Back at the old house, we had six shelves in the guest/sewing room. They were made from edge-glued pine panels, stained with a water-based “rosewood” stain, and finished with water-based polyurethane. Here at the new house, we only needed two of them, so the other four shelves were in storage waiting for a good project.
A few months ago, the Sweetie asked if I could make a bedside table for the guest room here at the new house. The only real requirements were that it matched the room furniture, and had enough space underneath to fit this hamper that also lives in the room.
I took three of the surplus shelves, cut them to length, joined them with dowels, and glued them together. Of course, that was pretty-rickety. so I added some diagonal braces that I cut from one of the offcut pieces of shelf.
Not very fancy, but it saved us a trip to the furniture box, and we know it matches the shelves!

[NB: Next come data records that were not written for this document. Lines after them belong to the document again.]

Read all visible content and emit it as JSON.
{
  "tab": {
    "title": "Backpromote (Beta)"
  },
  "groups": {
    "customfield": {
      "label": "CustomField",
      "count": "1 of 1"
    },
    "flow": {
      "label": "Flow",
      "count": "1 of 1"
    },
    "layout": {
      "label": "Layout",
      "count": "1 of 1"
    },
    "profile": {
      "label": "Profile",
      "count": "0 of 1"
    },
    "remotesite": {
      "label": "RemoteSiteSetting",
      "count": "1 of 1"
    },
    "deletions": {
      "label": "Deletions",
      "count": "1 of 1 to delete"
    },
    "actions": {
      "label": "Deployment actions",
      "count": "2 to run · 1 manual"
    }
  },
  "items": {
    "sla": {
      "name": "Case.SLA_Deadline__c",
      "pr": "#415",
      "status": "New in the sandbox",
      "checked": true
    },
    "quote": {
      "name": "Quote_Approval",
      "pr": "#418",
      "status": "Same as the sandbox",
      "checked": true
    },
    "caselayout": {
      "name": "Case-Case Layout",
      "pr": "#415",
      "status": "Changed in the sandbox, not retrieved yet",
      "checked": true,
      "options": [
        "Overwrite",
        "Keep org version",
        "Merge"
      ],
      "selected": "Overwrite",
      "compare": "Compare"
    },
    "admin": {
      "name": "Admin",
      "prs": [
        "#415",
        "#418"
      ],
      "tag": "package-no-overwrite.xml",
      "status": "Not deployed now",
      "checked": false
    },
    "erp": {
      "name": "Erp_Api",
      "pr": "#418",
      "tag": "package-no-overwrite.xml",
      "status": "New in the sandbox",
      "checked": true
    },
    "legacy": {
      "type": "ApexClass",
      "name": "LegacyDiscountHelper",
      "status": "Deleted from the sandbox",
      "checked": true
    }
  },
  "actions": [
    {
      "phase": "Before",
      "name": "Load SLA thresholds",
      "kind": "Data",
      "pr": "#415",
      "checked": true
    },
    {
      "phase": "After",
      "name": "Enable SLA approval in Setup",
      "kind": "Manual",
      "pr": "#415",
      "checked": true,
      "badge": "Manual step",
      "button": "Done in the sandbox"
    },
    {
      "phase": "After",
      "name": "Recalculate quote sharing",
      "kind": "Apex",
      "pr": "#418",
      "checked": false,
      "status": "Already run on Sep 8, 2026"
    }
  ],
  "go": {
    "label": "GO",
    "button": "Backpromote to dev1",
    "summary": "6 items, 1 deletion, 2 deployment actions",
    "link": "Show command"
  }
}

I just completed another lantern for the “six lanterns” project. The frame of this one is made out of mulberry wood. I had a small plank of this that Mr. Arimoto gave to me probably about seven years ago, and it seemed like a good project to use it on.
Of course, with the paper on it like that, you can barely see any of the wood. The fibers in this plank were very rough and wavy, but in the places where my plane got a good shaving, the surface is super-nice.
I rough-milled the sticks from the plank using my band saw, then hand planed them down to 3/4″ square rods. There really wasn’t enough wood in the plank to make it entirely from mulberry. To compensate, I made some of the stretchers a little shorter than normal, and used dowel joinery instead of my usual mortise and tenon joinery. This was a little easier, since it meant cutting short lengths of dowel instead of cutting 16 tenons, but it meant drilling twice as many mortises, half of them into the ends of stretchers. I could not have done it without my drill press.